Pianist Imogen Cooper

Forbidden romance, secret letters, the headlong rush of love: it’s out of this heady emotional mix that much of the music of Imogen Cooper’s recent recital at St George’s Bristol emerged. At the heart of her thoughtfully crafted programme was that gift of a true story – the relationship between Robert Schumann and Clara Wieck, he a troubled genius composer, she one of the greatest concert pianists of her day. Theirs was a fraught and fervent affair. This recital wasn’t an attempt to give any means comprehensive account of their lives, but instead offered tantalising snapshots of the music they wrote, heard and played.

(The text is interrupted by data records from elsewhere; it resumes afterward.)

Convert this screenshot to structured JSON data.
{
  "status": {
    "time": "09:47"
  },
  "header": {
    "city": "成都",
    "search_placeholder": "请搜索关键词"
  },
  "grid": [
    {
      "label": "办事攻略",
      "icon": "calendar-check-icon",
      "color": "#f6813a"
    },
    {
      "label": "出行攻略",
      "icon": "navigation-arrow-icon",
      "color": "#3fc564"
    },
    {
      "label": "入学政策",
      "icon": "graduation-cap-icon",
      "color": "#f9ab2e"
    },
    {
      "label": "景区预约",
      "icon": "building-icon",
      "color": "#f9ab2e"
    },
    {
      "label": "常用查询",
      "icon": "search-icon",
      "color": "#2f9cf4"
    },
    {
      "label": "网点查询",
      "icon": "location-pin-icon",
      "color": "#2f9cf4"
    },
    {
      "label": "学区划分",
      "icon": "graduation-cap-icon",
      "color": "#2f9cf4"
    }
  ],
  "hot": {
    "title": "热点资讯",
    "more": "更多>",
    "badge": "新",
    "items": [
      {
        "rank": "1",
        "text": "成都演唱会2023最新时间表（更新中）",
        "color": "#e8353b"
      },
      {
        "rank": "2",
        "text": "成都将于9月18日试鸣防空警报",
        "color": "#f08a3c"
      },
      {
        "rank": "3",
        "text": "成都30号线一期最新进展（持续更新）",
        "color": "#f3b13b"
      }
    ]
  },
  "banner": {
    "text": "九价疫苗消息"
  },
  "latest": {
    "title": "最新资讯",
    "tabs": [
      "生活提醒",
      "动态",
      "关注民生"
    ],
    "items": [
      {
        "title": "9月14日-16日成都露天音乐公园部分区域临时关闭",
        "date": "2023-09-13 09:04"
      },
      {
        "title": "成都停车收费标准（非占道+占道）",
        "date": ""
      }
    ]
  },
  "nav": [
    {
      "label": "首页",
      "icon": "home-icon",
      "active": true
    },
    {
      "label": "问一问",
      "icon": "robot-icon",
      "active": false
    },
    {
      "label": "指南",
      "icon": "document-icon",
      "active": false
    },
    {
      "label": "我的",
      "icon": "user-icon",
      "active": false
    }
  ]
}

Cooper is a pianist of poise, authority and sensitivity, master of an exquisitely beautiful tone. She judged to perfection the opening trio of pieces – two by Wieck, one by Schumann – moving from artless simplicity and tenderness in Wieck's 1835 B minor Romance to the richer colours of Schumann’s F sharp minor Romance, which Wieck described as a ‘beautiful love duet’. And Cooper's fingers were dancer-light in Wieck's Scène fantastique: la ballet des revenants, also from 1835.

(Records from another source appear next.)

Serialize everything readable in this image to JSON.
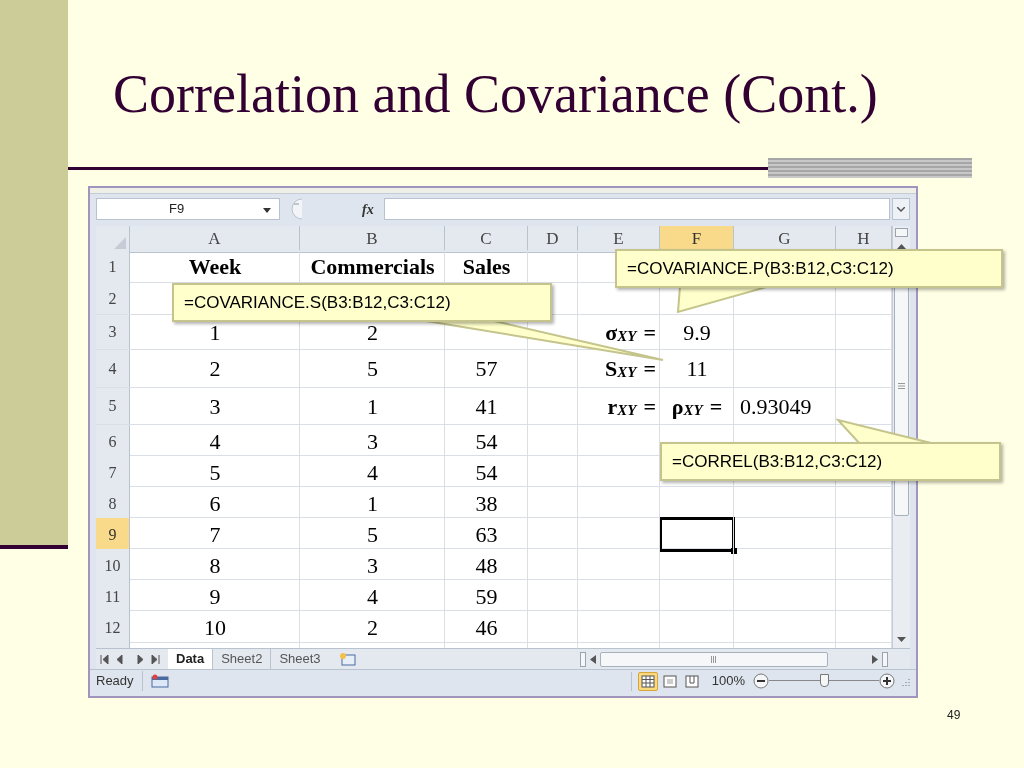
{
  "slide": {
    "title": "Correlation and Covariance (Cont.)",
    "page_number": "49"
  },
  "spreadsheet": {
    "name_box": "F9",
    "function_label": "fx",
    "columns": [
      {
        "label": "A",
        "selected": false
      },
      {
        "label": "B",
        "selected": false
      },
      {
        "label": "C",
        "selected": false
      },
      {
        "label": "D",
        "selected": false
      },
      {
        "label": "E",
        "selected": false
      },
      {
        "label": "F",
        "selected": true
      },
      {
        "label": "G",
        "selected": false
      },
      {
        "label": "H",
        "selected": false
      }
    ],
    "rows": [
      {
        "label": "1",
        "selected": false,
        "kind": "header",
        "cells": {
          "A": "Week",
          "B": "Commercials",
          "C": "Sales"
        }
      },
      {
        "label": "2",
        "selected": false,
        "kind": "data"
      },
      {
        "label": "3",
        "selected": false,
        "kind": "data",
        "cells": {
          "A": "1",
          "B": "2",
          "E": "**σ**$_{XY}$ **=**",
          "F": "9.9"
        }
      },
      {
        "label": "4",
        "selected": false,
        "kind": "data",
        "cells": {
          "A": "2",
          "B": "5",
          "C": "57",
          "E": "**S**$_{XY}$ **=**",
          "F": "11"
        }
      },
      {
        "label": "5",
        "selected": false,
        "kind": "data",
        "cells": {
          "A": "3",
          "B": "1",
          "C": "41",
          "E": "**r**$_{XY}$ **=**",
          "F": "**ρ**$_{XY}$ **=**",
          "G": "0.93049"
        }
      },
      {
        "label": "6",
        "selected": false,
        "kind": "data",
        "cells": {
          "A": "4",
          "B": "3",
          "C": "54"
        }
      },
      {
        "label": "7",
        "selected": false,
        "kind": "data",
        "cells": {
          "A": "5",
          "B": "4",
          "C": "54"
        }
      },
      {
        "label": "8",
        "selected": false,
        "kind": "data",
        "cells": {
          "A": "6",
          "B": "1",
          "C": "38"
        }
      },
      {
        "label": "9",
        "selected": true,
        "kind": "data",
        "cells": {
          "A": "7",
          "B": "5",
          "C": "63"
        }
      },
      {
        "label": "10",
        "selected": false,
        "kind": "data",
        "cells": {
          "A": "8",
          "B": "3",
          "C": "48"
        }
      },
      {
        "label": "11",
        "selected": false,
        "kind": "data",
        "cells": {
          "A": "9",
          "B": "4",
          "C": "59"
        }
      },
      {
        "label": "12",
        "selected": false,
        "kind": "data",
        "cells": {
          "A": "10",
          "B": "2",
          "C": "46"
        }
      }
    ],
    "sheet_tabs": [
      {
        "label": "Data",
        "selected": true
      },
      {
        "label": "Sheet2",
        "selected": false
      },
      {
        "label": "Sheet3",
        "selected": false
      }
    ],
    "status_bar": {
      "mode": "Ready",
      "views": [
        {
          "kind": "normal",
          "selected": true
        },
        {
          "kind": "page-layout",
          "selected": false
        },
        {
          "kind": "page-break",
          "selected": false
        }
      ],
      "zoom": "100%",
      "zoom_slider": {
        "level": 0.5
      }
    }
  },
  "callouts": [
    {
      "text": "=COVARIANCE.P(B3:B12,C3:C12)"
    },
    {
      "text": "=COVARIANCE.S(B3:B12,C3:C12)"
    },
    {
      "text": "=CORREL(B3:B12,C3:C12)"
    }
  ]
}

Schumann’s Humoresque, written when he was in Vienna, and at the height of his problems with Clara’s vehemently disapproving father, expresses a tumble of emotions. ‘The whole week I have been sitting at the piano and composing and writing and laughing and crying at the same time,’ wrote Robert to Clara. Cooper captured the headlong rush of love for Clara, the spring-in-the-step ebullience that Schumann does so well. But in the introspective, soulful moments, she seemed to be turned outward rather than within – Schumann was still calling from the rooftops about his love rather than singing to himself and his diary.

There could be no greater contrast between the youthful energy of the Humoresque and the Brahms Variations in D minor that followed. Arranged by Brahms in 1860 from his String Sextet No. 1, as a birthday gift for Clara, this is music of noble austerity. By the time of its writing, Schumann had died in a lunatic asylum and Brahms had fallen in and out of love with Clara. Cooper brought a polished lustre to the dark hues of these six variations. It was every bit as revelatory as her recent Chandos recording of this piece.

Schumann always championed Schubert, whose great late Sonata, the B flat D960, crowned the recital. Brahms, too, who wasn’t so keen on Schubert’s sonatas, was impressed by these later works. Renowned for her Schubert, Cooper sailed serene through the long-breathed melodies of the first movement, with its troubled trills somehow suggesting a darkness so different from that of the Brahms Variations. The Andante Sostenuto evoked Winterreise in its sense of resignation, but somehow didn't quite chill to the bone. And there were moments where some of the music's drama felt dulled almost as if in favour of maintaining that perfect tone.